Immortalized in literature, Syracuse is no imaginary city birthed in a writer’s fertile imagination. This ancient city was the most powerful city-state in the ancient Greek world and briefly the capital of the Byzantine Empire. (Check out my Instagram reel here.)
This open-air museum features a massive collection of ruins dating back to Greek and Roman times. Neapolis is the most visited archaeological site in Syracuse. It was a highlight in visiting Sicily’s ancient Greek ruins. (It reminded me of visiting Matera, Italy.)
UNESCO Description: “Ancient Syracuse includes the nucleus of the city’s foundation as Ortygia by Greeks from Corinth in the 8th century BC. The site of the city, which Cicero described as ‘the greatest Greek city and the most beautiful of all’, retains vestiges such as the Temple of Athena (5th century BC, later transformed to serve as a cathedral), a Greek theatre, a Roman amphitheater, a fort and more.”
Neapolis Archeological Park
Our group visited Neapolis Archeological Park. Our local guide (Vanessa) provided so much insight about the ruins. The park includes the Greek theater, the Roman amphitheater, the ancient stone quarries, the ear of Dionysus, and the altar of Hieron.
I marveled as we entered the Grotta dei Cordari to hear people singing an Italian song. Due to the cave’s acoustics, their voices were amplified. We all stood and cheered as the women performed for us.
It is hard to choose one favorite structure at Neapolis Archeological Park. But my imagination took flight at Teatro Greco, as I gazed down on the stage. I could almost hear the actor speak his lines from Euripides’ Greek tragedy (Medea) as she rails about her philandering husband Jason who deserts her for the daughter of King Creon of Corinth.
“Of all creatures that can feel and think, we women are the worst treated things alive.”Medea
A Greek man would have played her role as women were not permitted to be actresses. The male actor wore a female mask. (Learn more about Roman masks at the Museo Teatro Romano in Lecce, Italy.)
Our guide told us that she buys a ticket each summer to see a Greek play at the Teatro Greco. Imagine sitting under the stars as night spreads its blanket over the land to see the most famous plays in the world performed.
Seliunate is the largest archaeological area in Europe that we visited among Sicily’s ancient Greek ruins.
“Seven temples, some in good condition, built according to a strict Doric order, the oldest Greek architectural style.

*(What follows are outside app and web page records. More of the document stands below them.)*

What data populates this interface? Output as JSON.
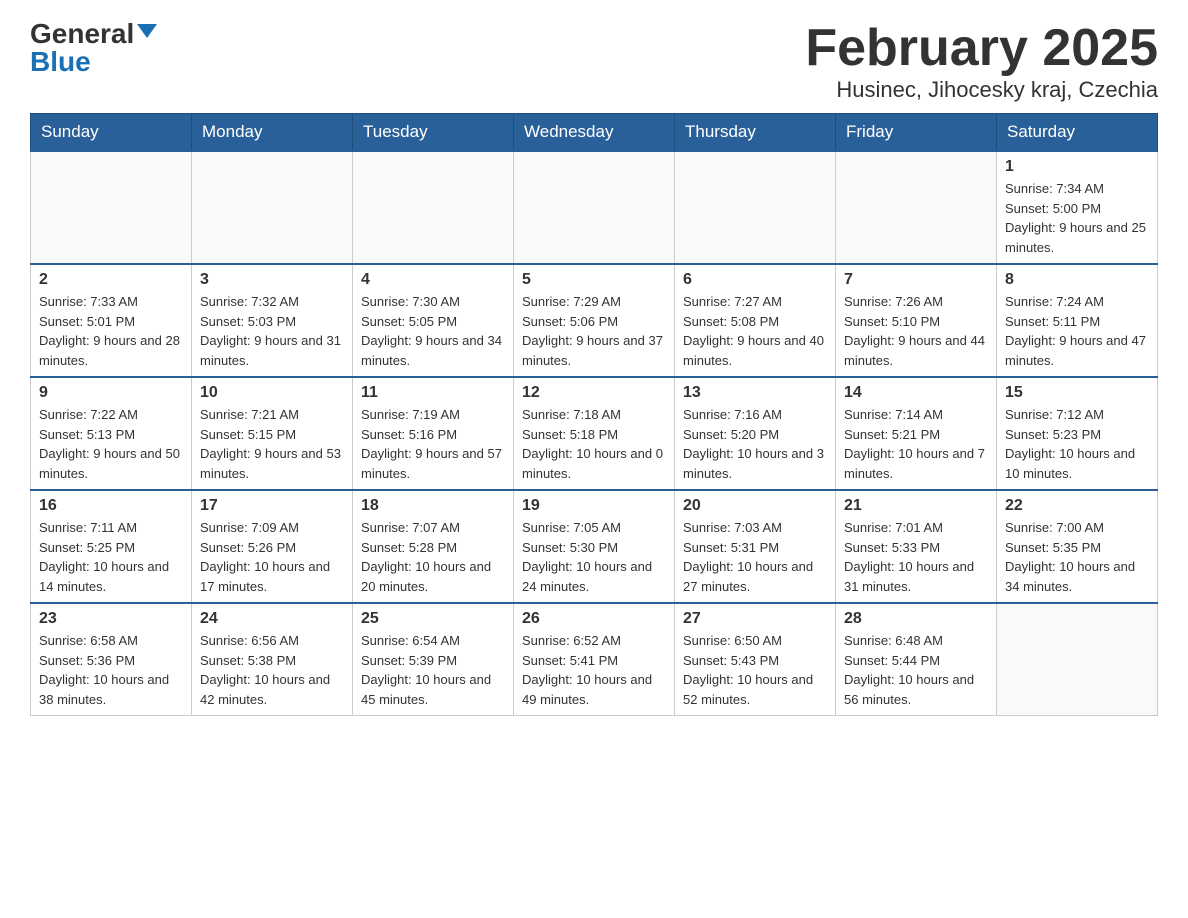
{
  "header": {
    "logo_general": "General",
    "logo_blue": "Blue",
    "title": "February 2025",
    "subtitle": "Husinec, Jihocesky kraj, Czechia"
  },
  "days_of_week": [
    "Sunday",
    "Monday",
    "Tuesday",
    "Wednesday",
    "Thursday",
    "Friday",
    "Saturday"
  ],
  "weeks": [
    [
      {
        "day": "",
        "info": ""
      },
      {
        "day": "",
        "info": ""
      },
      {
        "day": "",
        "info": ""
      },
      {
        "day": "",
        "info": ""
      },
      {
        "day": "",
        "info": ""
      },
      {
        "day": "",
        "info": ""
      },
      {
        "day": "1",
        "info": "Sunrise: 7:34 AM\nSunset: 5:00 PM\nDaylight: 9 hours and 25 minutes."
      }
    ],
    [
      {
        "day": "2",
        "info": "Sunrise: 7:33 AM\nSunset: 5:01 PM\nDaylight: 9 hours and 28 minutes."
      },
      {
        "day": "3",
        "info": "Sunrise: 7:32 AM\nSunset: 5:03 PM\nDaylight: 9 hours and 31 minutes."
      },
      {
        "day": "4",
        "info": "Sunrise: 7:30 AM\nSunset: 5:05 PM\nDaylight: 9 hours and 34 minutes."
      },
      {
        "day": "5",
        "info": "Sunrise: 7:29 AM\nSunset: 5:06 PM\nDaylight: 9 hours and 37 minutes."
      },
      {
        "day": "6",
        "info": "Sunrise: 7:27 AM\nSunset: 5:08 PM\nDaylight: 9 hours and 40 minutes."
      },
      {
        "day": "7",
        "info": "Sunrise: 7:26 AM\nSunset: 5:10 PM\nDaylight: 9 hours and 44 minutes."
      },
      {
        "day": "8",
        "info": "Sunrise: 7:24 AM\nSunset: 5:11 PM\nDaylight: 9 hours and 47 minutes."
      }
    ],
    [
      {
        "day": "9",
        "info": "Sunrise: 7:22 AM\nSunset: 5:13 PM\nDaylight: 9 hours and 50 minutes."
      },
      {
        "day": "10",
        "info": "Sunrise: 7:21 AM\nSunset: 5:15 PM\nDaylight: 9 hours and 53 minutes."
      },
      {
        "day": "11",
        "info": "Sunrise: 7:19 AM\nSunset: 5:16 PM\nDaylight: 9 hours and 57 minutes."
      },
      {
        "day": "12",
        "info": "Sunrise: 7:18 AM\nSunset: 5:18 PM\nDaylight: 10 hours and 0 minutes."
      },
      {
        "day": "13",
        "info": "Sunrise: 7:16 AM\nSunset: 5:20 PM\nDaylight: 10 hours and 3 minutes."
      },
      {
        "day": "14",
        "info": "Sunrise: 7:14 AM\nSunset: 5:21 PM\nDaylight: 10 hours and 7 minutes."
      },
      {
        "day": "15",
        "info": "Sunrise: 7:12 AM\nSunset: 5:23 PM\nDaylight: 10 hours and 10 minutes."
      }
    ],
    [
      {
        "day": "16",
        "info": "Sunrise: 7:11 AM\nSunset: 5:25 PM\nDaylight: 10 hours and 14 minutes."
      },
      {
        "day": "17",
        "info": "Sunrise: 7:09 AM\nSunset: 5:26 PM\nDaylight: 10 hours and 17 minutes."
      },
      {
        "day": "18",
        "info": "Sunrise: 7:07 AM\nSunset: 5:28 PM\nDaylight: 10 hours and 20 minutes."
      },
      {
        "day": "19",
        "info": "Sunrise: 7:05 AM\nSunset: 5:30 PM\nDaylight: 10 hours and 24 minutes."
      },
      {
        "day": "20",
        "info": "Sunrise: 7:03 AM\nSunset: 5:31 PM\nDaylight: 10 hours and 27 minutes."
      },
      {
        "day": "21",
        "info": "Sunrise: 7:01 AM\nSunset: 5:33 PM\nDaylight: 10 hours and 31 minutes."
      },
      {
        "day": "22",
        "info": "Sunrise: 7:00 AM\nSunset: 5:35 PM\nDaylight: 10 hours and 34 minutes."
      }
    ],
    [
      {
        "day": "23",
        "info": "Sunrise: 6:58 AM\nSunset: 5:36 PM\nDaylight: 10 hours and 38 minutes."
      },
      {
        "day": "24",
        "info": "Sunrise: 6:56 AM\nSunset: 5:38 PM\nDaylight: 10 hours and 42 minutes."
      },
      {
        "day": "25",
        "info": "Sunrise: 6:54 AM\nSunset: 5:39 PM\nDaylight: 10 hours and 45 minutes."
      },
      {
        "day": "26",
        "info": "Sunrise: 6:52 AM\nSunset: 5:41 PM\nDaylight: 10 hours and 49 minutes."
      },
      {
        "day": "27",
        "info": "Sunrise: 6:50 AM\nSunset: 5:43 PM\nDaylight: 10 hours and 52 minutes."
      },
      {
        "day": "28",
        "info": "Sunrise: 6:48 AM\nSunset: 5:44 PM\nDaylight: 10 hours and 56 minutes."
      },
      {
        "day": "",
        "info": ""
      }
    ]
  ]
}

There are still sanctuaries, necropolis, the caves of Cusa and all the places of interest present within the Archaeological Park.”Visit Seliunate

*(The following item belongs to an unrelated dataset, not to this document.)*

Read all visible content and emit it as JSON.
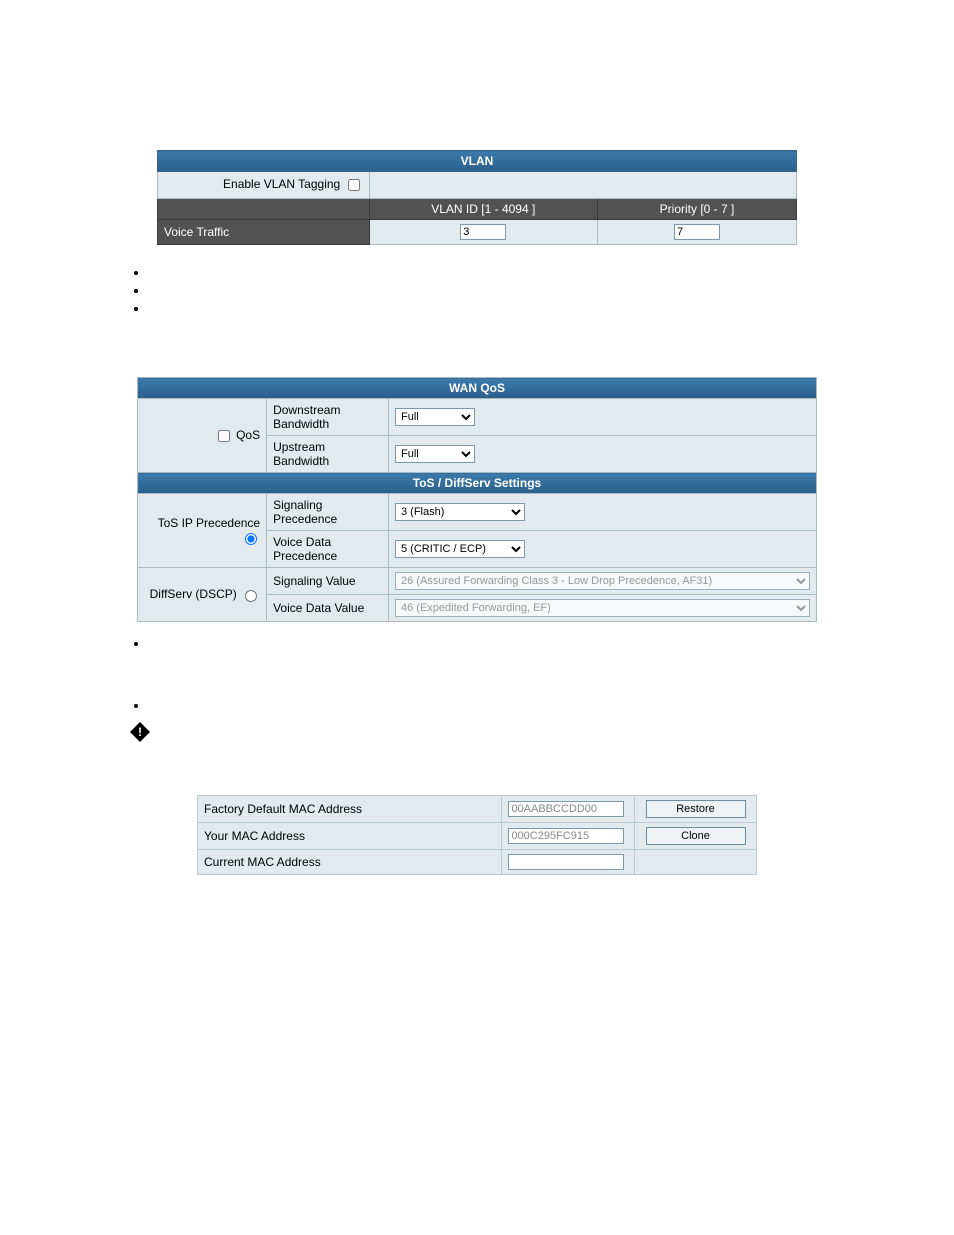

Some people prefer to tour the park in a golf cart because the ancient city spreads across 670 acres. You need to trudge up and down hills to reach the ancient temples. But the views down to the sea coast are bewitching.
Instead of being led by a guide, we were left to tour on our own without a prescribed time set at each temple. I really liked being able to linger at the Temple C, which is the oldest structure in the Acropolis. I could see (and touch) 14 columns. It honors the god Apollo.

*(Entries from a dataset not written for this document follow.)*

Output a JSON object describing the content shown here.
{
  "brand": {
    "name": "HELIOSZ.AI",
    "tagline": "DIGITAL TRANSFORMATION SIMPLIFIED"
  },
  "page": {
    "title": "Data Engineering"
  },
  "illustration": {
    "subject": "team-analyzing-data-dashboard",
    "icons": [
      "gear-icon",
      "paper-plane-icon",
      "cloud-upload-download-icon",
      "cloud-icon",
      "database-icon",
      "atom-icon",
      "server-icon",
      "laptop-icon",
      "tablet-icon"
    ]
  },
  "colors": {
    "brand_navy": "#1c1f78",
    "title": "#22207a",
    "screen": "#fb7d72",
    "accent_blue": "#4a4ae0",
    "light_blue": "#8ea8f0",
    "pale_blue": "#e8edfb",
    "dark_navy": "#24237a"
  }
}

I also climbed up to see Temples A and O, which were set on the Acropolis hill. The Greeks constructed between 490-460 B.C. to honor their gods Dioscuri and Poseidon. There were only some remains, nearly identical.
The museum features artifacts from the Ancient Greek colony which was founded in 650 B.C. Seliunate’s name stems from “Selinon”, which refers to the leaves of “apio.” This wild parsley grew abundantly along the banks of the Modione River.
The colony enjoyed two centuries of prosperity. “There are seven historical milestones that marked the birth, the rise and fall of one of the West’s largest Greek colonies ever,” according to Visit Selinuate. In 409 B.C., Hannibal crushes and plunders Selinunte, saving only women and children.
Sicily’s Hellenic Past
Before I came to the island, I had no idea that Sicily had boasted several Greek colonies in ancient times. But walking along the hard-packed dirt trails and looking up at the soaring Doric temples, I encountered the divine visiting Sicily’s ancient Greek ruins.
Fertile the isle, the temple much surpassing.”Shakespeare